As I am now out of treatments and recovering well, my dad also continues to heal. Cancer has left scars on us all, but it’s the hard times that make the good ones so sweet. He is still the bravest man I will ever meet and he I still my hero.
A trip away with the family is exactly what he needs to let loose and have some fun! Am I thinking somewhere…tropical?
My dad’s thoughts on the wish trip: “I am so excited that we get to go on this trip with Abby. It really is a dream come true and we wouldn’t be able to go if it weren’t for Make-A-Wish. We are so grateful to all of the people involved in giving us the opportunity of a lifetime. Thank you Make-A-Wish!”
Austin aka “lil bro”
My brother and I are two years apart. Based on our personalities (and height) one might guess that he was two years my senior rather than the other way around. Sensible, studious, and responsible, Austin is many things that I am not. And it is because of that, I feel that we balance each other out in such a perfect way. I bring out the goofy side in him and remind him that not everything in life is “black and white”, and he tells me when I’m being irrational, unrealistic, or unreasonable, which is probably about 95% of the time. I’m not afraid to admit it, I look up to my little brother (both figuratively and literally).
When I got sick, Austin handled it much like he would handle any other situation: rationally and with a very small amount of emotion. I knew better than to be offended by this sort of reaction. He was still my brother after all and cancer couldn’t change that.
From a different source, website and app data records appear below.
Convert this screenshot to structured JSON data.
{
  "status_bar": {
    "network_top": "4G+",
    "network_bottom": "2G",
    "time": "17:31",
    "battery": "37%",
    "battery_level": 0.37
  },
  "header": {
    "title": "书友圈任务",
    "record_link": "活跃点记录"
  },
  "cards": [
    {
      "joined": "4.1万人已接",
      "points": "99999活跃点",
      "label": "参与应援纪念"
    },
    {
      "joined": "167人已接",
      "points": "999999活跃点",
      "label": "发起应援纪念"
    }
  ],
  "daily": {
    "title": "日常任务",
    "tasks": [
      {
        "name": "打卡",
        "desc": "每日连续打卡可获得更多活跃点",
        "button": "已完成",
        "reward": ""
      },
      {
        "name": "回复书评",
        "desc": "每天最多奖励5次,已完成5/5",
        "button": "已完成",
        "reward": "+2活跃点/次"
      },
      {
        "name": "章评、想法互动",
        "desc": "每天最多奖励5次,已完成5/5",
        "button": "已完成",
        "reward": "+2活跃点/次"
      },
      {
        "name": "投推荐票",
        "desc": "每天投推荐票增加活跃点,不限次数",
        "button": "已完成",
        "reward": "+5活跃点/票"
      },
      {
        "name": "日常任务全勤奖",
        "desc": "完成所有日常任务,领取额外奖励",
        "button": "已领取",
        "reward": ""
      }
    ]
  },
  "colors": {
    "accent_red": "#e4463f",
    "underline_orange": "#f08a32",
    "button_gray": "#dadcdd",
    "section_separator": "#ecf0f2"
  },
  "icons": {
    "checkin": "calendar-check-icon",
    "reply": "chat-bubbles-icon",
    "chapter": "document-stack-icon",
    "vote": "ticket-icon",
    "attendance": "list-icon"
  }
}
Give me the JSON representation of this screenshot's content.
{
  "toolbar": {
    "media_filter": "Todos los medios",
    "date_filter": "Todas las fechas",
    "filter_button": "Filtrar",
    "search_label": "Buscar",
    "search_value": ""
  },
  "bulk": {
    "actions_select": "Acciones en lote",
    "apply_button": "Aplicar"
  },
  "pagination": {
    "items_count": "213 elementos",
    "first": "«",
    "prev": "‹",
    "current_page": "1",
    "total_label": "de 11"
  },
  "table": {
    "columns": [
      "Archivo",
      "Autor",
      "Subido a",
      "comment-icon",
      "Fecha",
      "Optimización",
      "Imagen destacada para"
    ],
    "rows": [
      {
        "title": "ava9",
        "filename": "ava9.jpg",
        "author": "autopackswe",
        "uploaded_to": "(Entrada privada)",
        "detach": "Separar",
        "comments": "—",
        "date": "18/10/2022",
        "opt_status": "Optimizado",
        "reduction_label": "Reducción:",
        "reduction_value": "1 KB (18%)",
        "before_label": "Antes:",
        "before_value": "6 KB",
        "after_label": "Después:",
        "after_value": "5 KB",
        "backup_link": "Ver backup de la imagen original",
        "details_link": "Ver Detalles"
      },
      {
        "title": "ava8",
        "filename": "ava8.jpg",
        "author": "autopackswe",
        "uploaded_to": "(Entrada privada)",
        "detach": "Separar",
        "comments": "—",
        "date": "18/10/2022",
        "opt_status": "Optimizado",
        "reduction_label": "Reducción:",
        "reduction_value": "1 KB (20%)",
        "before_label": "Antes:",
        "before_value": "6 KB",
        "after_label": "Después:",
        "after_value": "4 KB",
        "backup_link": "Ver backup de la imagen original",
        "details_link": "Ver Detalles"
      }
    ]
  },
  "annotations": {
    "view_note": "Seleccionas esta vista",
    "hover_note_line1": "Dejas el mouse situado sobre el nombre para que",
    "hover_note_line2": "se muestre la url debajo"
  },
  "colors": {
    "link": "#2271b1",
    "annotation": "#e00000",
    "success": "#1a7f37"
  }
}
In all honesty, his lack of extreme affection was refreshing to me. Where many of my friends and sometimes even family treated me as if I were fragile and needed constant care, Austin treated me just the same as he had our whole lives. I still had a little brother to make fun of me and argue with me as if nothing had changed. Although don’t be fooled, somewhere in there he really does have a big, fat, loving heart. That much was revealed when he told me that he would shave his head to match my own shining glory after I had lost all my hair to chemotherapy. I of course emphatically declined because I love his blonde locks too much to see them go, but it was the thought that counts and his offer brought tears to my eyes. On more than one occasion I was shown how much my, seemingly emotionless brother, really does love me and how lucky I am to have a sibling like him. Be it putting up with the constant stream of questions about how I was doing, never saying a word about the absence of a cheering family at his basketball games or when his 15th birthday passed without much of a celebration, or even the time that he willingly sat at a salon with one of my wigs on his head to have it styled (see priceless picture below).
All in all, my brother has always been and hopefully always will be one of my very best friends. As I move away to college this fall I will miss him dearly, but I am beyond excited to have been “granted” the chance to spend a week together playing in a tropical paradise just like we are two little kids again.
Austin on the wish trip: “This is so cool.”
Like I said…A man of few words but he is excited and appreciative as well!!
When it came time to meet with the volunteers and decide what my wish would be, the choice was obvious to me. I wished for a trip that would give my whole family a time of rest and relaxation, a trip with crashing waves and warm sandy beaches, a strength-building, hope-instilling trip that would provide the time we needed to reconnect with one another and just simply be a family. In my wildest dreams, I had never imagined what would come next…and here our Family Aloha Adventure begins!